  57. Tonarová, P., Hints, O., & Eriksson, M. E. (2014). Polychaetes and the end-Ordovician mass extinction: new data from the basal Silurian Varbola formation of Estonia. In H. Bauert, O. Hints, T. Meidla, & P. Männik (Eds.), 4th Annual meeting of IGCP 591, Estonia, 10 –19 June 2014. Abstracts and field guide (p. 93). Tartu: University of Tartu.Google Scholar
  58. Tonarová, P., Hints, O., Königshof, P., Suttner, T. J., Kido, E., Da Silva, A., & Pas, D. (2016). A Middle Devonian jawed polychaete fauna from the type Eifel area, western Germany, and its biogeographical and evolutionary affinities. Papers in Palaeontology, 2(2), 295–310.CrossRefGoogle Scholar
  59. Urban, J. B. (1972). A reexamination of Chitinozoa from the Cedar Valley. Formation of Iowa with observations on their morphology and distribution. Bulletin of American Paleontologist, 275, 1–44.Google Scholar
  60. Urban, J. B., & Newport, R. L. (1973). Chitinozoan of the Wapsipinicon Formation (Middle Devonian) of Iowa. Micropaleontology, 19(2), 239–346.CrossRefGoogle Scholar
  61. Vodrážková, S., Frýda, J., Suttner, T. J., Koptíková, L., & Tonarová, P. (2013). Environmental changes close to the Lower-Middle Devonian boundary; the Basal Choteč Event in the Prague Basin (Czech Republic). Facies, 59, 425–449.CrossRefGoogle Scholar
  62. Volkheimer, W., Melendi, D. L., & Salas, A. (1986). Devonian chitinozoans from northwestern Argentina. Neues Jahrbuch für Geologie und Paläontologie, Abhandlungen, 173, 229–251.Google Scholar
  63. Walliser, O. H. (1985). Natural boundaries and Commission boundaries in the Devonian. Courier Forschungsinstitut Senckenberg, 75, 401–408.Google Scholar
  64. Ye, X. (1994). Upper Silurian to Devonian scolecodont fossils from west Qinling mountains. Acta Micropaleontologica Sinica, 11, 479–501.Google Scholar
  65. Žák, J., Kraft, P., & Hajná, J. (2013). Timing, styles, and kinematics of Cambro–Ordovician extension in the Teplá–Barrandian unit, Bohemian Massif, and its bearing on the opening of the Rheic Ocean. International Journal of Earth Sciences, 102, 415–433.CrossRefGoogle Scholar
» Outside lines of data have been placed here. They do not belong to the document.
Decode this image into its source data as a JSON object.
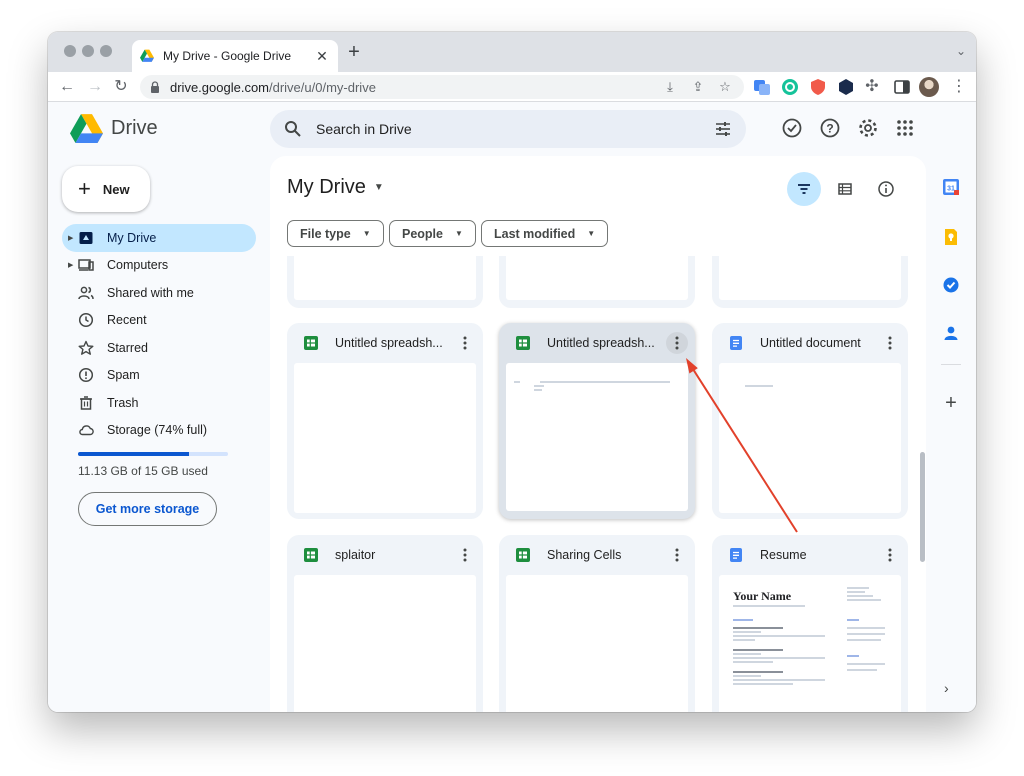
{
  "browser": {
    "tab_title": "My Drive - Google Drive",
    "url_host": "drive.google.com",
    "url_path": "/drive/u/0/my-drive"
  },
  "app": {
    "name": "Drive",
    "search_placeholder": "Search in Drive"
  },
  "sidebar": {
    "new_label": "New",
    "items": [
      {
        "label": "My Drive",
        "icon": "my-drive-icon",
        "active": true,
        "expandable": true
      },
      {
        "label": "Computers",
        "icon": "computers-icon",
        "active": false,
        "expandable": true
      },
      {
        "label": "Shared with me",
        "icon": "shared-icon",
        "active": false,
        "expandable": false
      },
      {
        "label": "Recent",
        "icon": "clock-icon",
        "active": false,
        "expandable": false
      },
      {
        "label": "Starred",
        "icon": "star-icon",
        "active": false,
        "expandable": false
      },
      {
        "label": "Spam",
        "icon": "spam-icon",
        "active": false,
        "expandable": false
      },
      {
        "label": "Trash",
        "icon": "trash-icon",
        "active": false,
        "expandable": false
      },
      {
        "label": "Storage (74% full)",
        "icon": "cloud-icon",
        "active": false,
        "expandable": false
      }
    ],
    "storage_fraction": 0.74,
    "storage_used_text": "11.13 GB of 15 GB used",
    "get_storage_label": "Get more storage"
  },
  "main": {
    "title": "My Drive",
    "filters": [
      "File type",
      "People",
      "Last modified"
    ],
    "files": [
      {
        "name": "Untitled spreadsheet",
        "display": "Untitled spreadsh...",
        "type": "sheets"
      },
      {
        "name": "Untitled spreadsheet",
        "display": "Untitled spreadsh...",
        "type": "sheets",
        "selected": true
      },
      {
        "name": "Untitled document",
        "display": "Untitled document",
        "type": "docs"
      },
      {
        "name": "splaitor",
        "display": "splaitor",
        "type": "sheets"
      },
      {
        "name": "Sharing Cells",
        "display": "Sharing Cells",
        "type": "sheets"
      },
      {
        "name": "Resume",
        "display": "Resume",
        "type": "docs"
      }
    ],
    "resume_preview_heading": "Your Name"
  },
  "colors": {
    "accent": "#0b57d0",
    "active_nav": "#c2e7ff",
    "sheets_green": "#1e8e3e",
    "docs_blue": "#4285f4",
    "annotation_arrow": "#e2412b"
  }
}
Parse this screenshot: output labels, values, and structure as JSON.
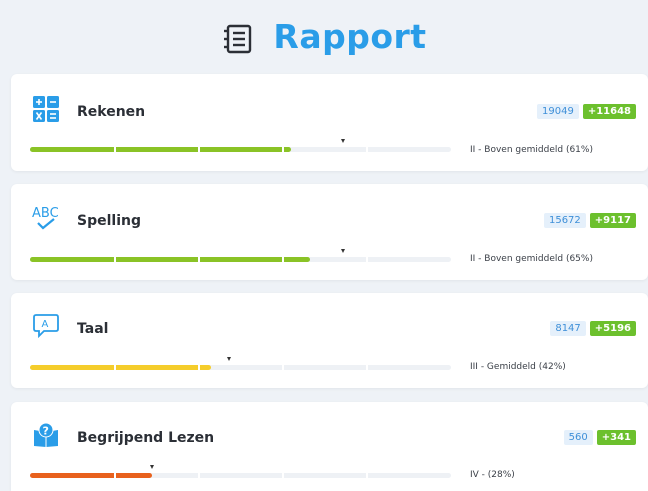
{
  "header": {
    "title": "Rapport",
    "icon": "report-list-icon",
    "color": "#2a9de8"
  },
  "subjects": [
    {
      "id": "rekenen",
      "title": "Rekenen",
      "icon": "math-operators-icon",
      "score": "19049",
      "delta": "+11648",
      "level": "II - Boven gemiddeld (61%)",
      "progress": 0.62,
      "marker": 0.745,
      "bar_color": "#8ac326"
    },
    {
      "id": "spelling",
      "title": "Spelling",
      "icon": "abc-check-icon",
      "score": "15672",
      "delta": "+9117",
      "level": "II - Boven gemiddeld (65%)",
      "progress": 0.665,
      "marker": 0.745,
      "bar_color": "#8ac326"
    },
    {
      "id": "taal",
      "title": "Taal",
      "icon": "speech-bubble-a-icon",
      "score": "8147",
      "delta": "+5196",
      "level": "III - Gemiddeld (42%)",
      "progress": 0.43,
      "marker": 0.475,
      "bar_color": "#f5cd2b"
    },
    {
      "id": "lezen",
      "title": "Begrijpend Lezen",
      "icon": "book-question-icon",
      "score": "560",
      "delta": "+341",
      "level": "IV - (28%)",
      "progress": 0.29,
      "marker": 0.29,
      "bar_color": "#e8611d"
    }
  ]
}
Copyright information

© Senckenberg Gesellschaft für Naturforschung and Springer-Verlag Berlin Heidelberg 2017

Authors and Affiliations
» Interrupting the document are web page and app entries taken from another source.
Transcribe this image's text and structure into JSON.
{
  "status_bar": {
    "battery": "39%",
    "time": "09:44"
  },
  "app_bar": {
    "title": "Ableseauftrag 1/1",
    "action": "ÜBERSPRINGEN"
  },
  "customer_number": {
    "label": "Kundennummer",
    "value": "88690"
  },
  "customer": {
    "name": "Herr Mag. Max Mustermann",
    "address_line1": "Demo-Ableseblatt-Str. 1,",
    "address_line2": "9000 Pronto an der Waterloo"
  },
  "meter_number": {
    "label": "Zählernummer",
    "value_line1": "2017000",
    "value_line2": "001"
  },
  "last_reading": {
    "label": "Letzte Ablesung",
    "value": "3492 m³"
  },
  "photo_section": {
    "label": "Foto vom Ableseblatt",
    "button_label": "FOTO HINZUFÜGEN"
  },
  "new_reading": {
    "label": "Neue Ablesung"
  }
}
  1. 1.Czech Geological SurveyPrague 5Czech Republic
  2. 2.Institute of Geology and Paleontology, Faculty of ScienceCharles UniversityPragueCzech Republic
  3. 3.CONICET, Dpto. de Geología y Petróleo, Facultad de IngenieríaUniversidad Nacional del ComahueNeuquénArgentina
  4. 4.Institute of GeologyTallinn University of TechnologyTallinnEstonia

Personalised recommendations